Ethics in museums – A case study

In 2011, I visited Rann Utsav, the annual ‘mela’ that Gujarat government organises apparently to promote handicrafts and tourism in Kutch. The venue is the village of Dhordo close to the border. I never got a chance to share what I saw there since then. Today however, I feel that the issue must be pointed out before it is too late or maybe it is already too late.

While the area covered by the entire ‘utsav’ was huge, the portion given to handicraft display where artists and crafts persons had come from different villages of Kutch, was relatively small. Each ‘cubical’ or stall had to be hired by the artist concerned. So the stall was in a way sold to the local artists. The number of stalls would have been something between 25 to 30 and certainly not more whereas the number of temporary air conditioned VIP tents only exceeded one hundred and fifty. There was also a temporary display of ‘artifacts’, something that may be called a temporary museum where artificial huts, local furniture and a few hand crafted items were put on display. In one corner, in a very tiny artificial lane in which sand was placed, there stood two to three people, in flesh and blood, very much as part of the museum and themselves as ‘objects’ of display. It was shocking. I fell speechless and did not have the courage to pick my camera and click their photograph, like so many other ‘tourists’ were doing every now and then. How could real human beings, of a certain community, be put as part of display in any museum on that very community?

                         Rann Utsav 2011, fig 1 Rann Utsav 2011, fig 2

The people wore their traditional dresses and were being paid obviously a very small amount to stand there, and literally stand, the whole day in a fixed position to pose for tourists to show them the ethnicity of the people of Kutch. This was an attempt by the government to ‘promote’ and ‘preserve’ the cultural heritage of Kutch?

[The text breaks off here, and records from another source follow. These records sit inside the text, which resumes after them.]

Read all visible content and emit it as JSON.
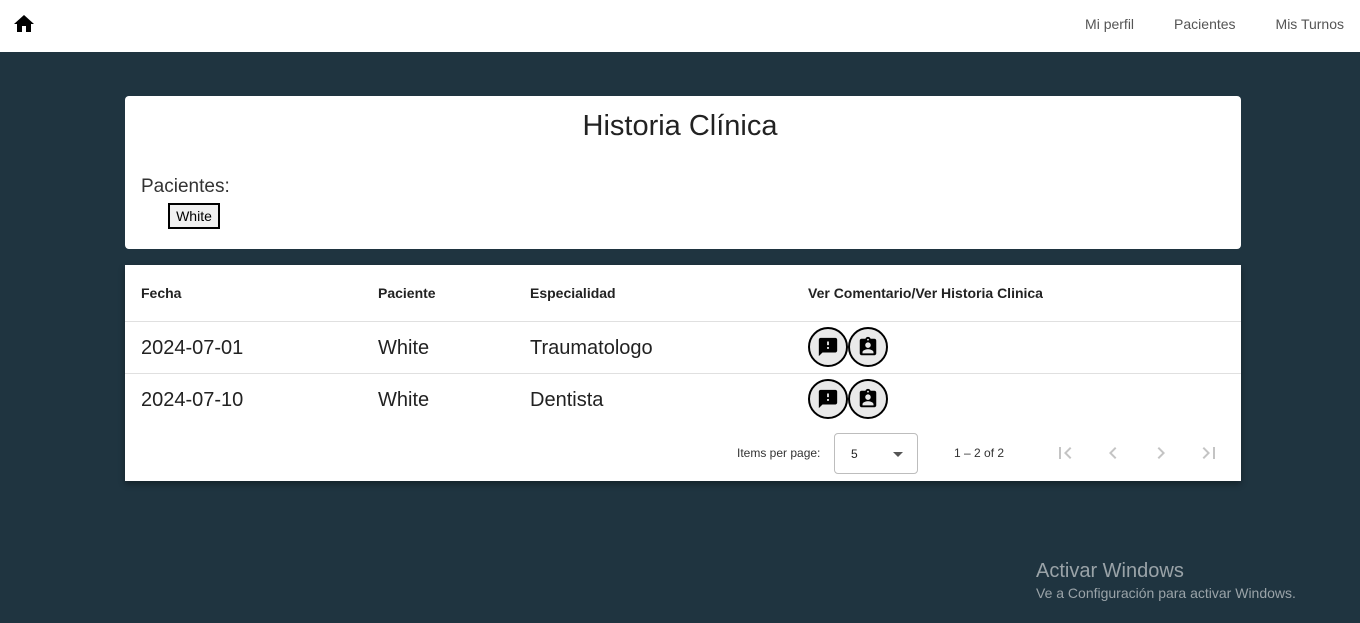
{
  "navbar": {
    "home_icon": "home-icon",
    "links": [
      "Mi perfil",
      "Pacientes",
      "Mis Turnos"
    ]
  },
  "header_card": {
    "title": "Historia Clínica",
    "patients_label": "Pacientes:",
    "patient_chip": "White"
  },
  "table": {
    "columns": [
      "Fecha",
      "Paciente",
      "Especialidad",
      "Ver Comentario/Ver Historia Clinica"
    ],
    "rows": [
      {
        "fecha": "2024-07-01",
        "paciente": "White",
        "especialidad": "Traumatologo"
      },
      {
        "fecha": "2024-07-10",
        "paciente": "White",
        "especialidad": "Dentista"
      }
    ],
    "action_icons": [
      "comment-alert-icon",
      "medical-record-icon"
    ]
  },
  "paginator": {
    "items_per_page_label": "Items per page:",
    "page_size": "5",
    "range": "1 – 2 of 2",
    "buttons": [
      "first-page-icon",
      "previous-page-icon",
      "next-page-icon",
      "last-page-icon"
    ]
  },
  "watermark": {
    "title": "Activar Windows",
    "subtitle": "Ve a Configuración para activar Windows."
  },
  "colors": {
    "background": "#1f3440",
    "card": "#ffffff",
    "watermark": "#9aa3a8"
  }
}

Besides the inhuman act of making one stand the entire day in one position, the humiliation of objectifying one’s own person and ethnicity was something I could not fathom.

What I saw immediately brought to my mind a similar instance I had read about on facebook. It was in Bhuvaneshwar; the post said that in a museum on folk culture (this time it was a permanent one), the new attraction was a small temporary display, in which an artificial ‘tribal’ hut was made and in this hut were placed two ‘tribal’ ladies, very much alive, of that ‘tribe’. There were photographs along with the writing which showed a crowd busy in taking photographs of the women. There was one thing that struck me, the horrification and humiliation of it was clearly visible on the faces of the people on ‘display’ in both cases.

This is a shocking example of how the Indian government lacks basic understanding of not just a museum, ethnicity and diverse communities but also of common sense and above all humanity. ‘Tribes’ and ‘folk’ communities, along with the demeaning connotations of the terms, have always been seen as the ‘other’ by the state. Nothing can perhaps prove this more clearly that the above mentioned act.

Rann Utsav 2011, fig 3

While International Council of Museums (ICOM) may be quoted here, which says that in case of representation of contemporary communities and their heritage ‘respect for the wishes of the community involved should be paramount’, it does not talk about exploitation of that very community and its people for a ‘museum’. Perhaps such a situation is yet to come to the notice of ICOM. In India, unfortunately reality is hardly talked about and ‘tribes’, ‘folk’ communities and even India itself, is still at a stage where most of the times even by Indian scholars it is only glorified and seen with an Oriental perspective. We borrowed the lens from the western world and we ourselves are yet to discard it. It would not be wrong to say that we are still slaves maybe not of another nation directly but of an ideology.

The other major attraction of this temporary museum was a video being played on a big screen in a darkened space, which showed ‘sand art’; various images being made by a hand in seconds on the screen. This was definitely not a local art or tradition for that matter in the region. The last and the most prominent image that the hand made was that of Mr Modi, but that is of course another story.


Kanika Gupta

Cultural Archive, IGNCA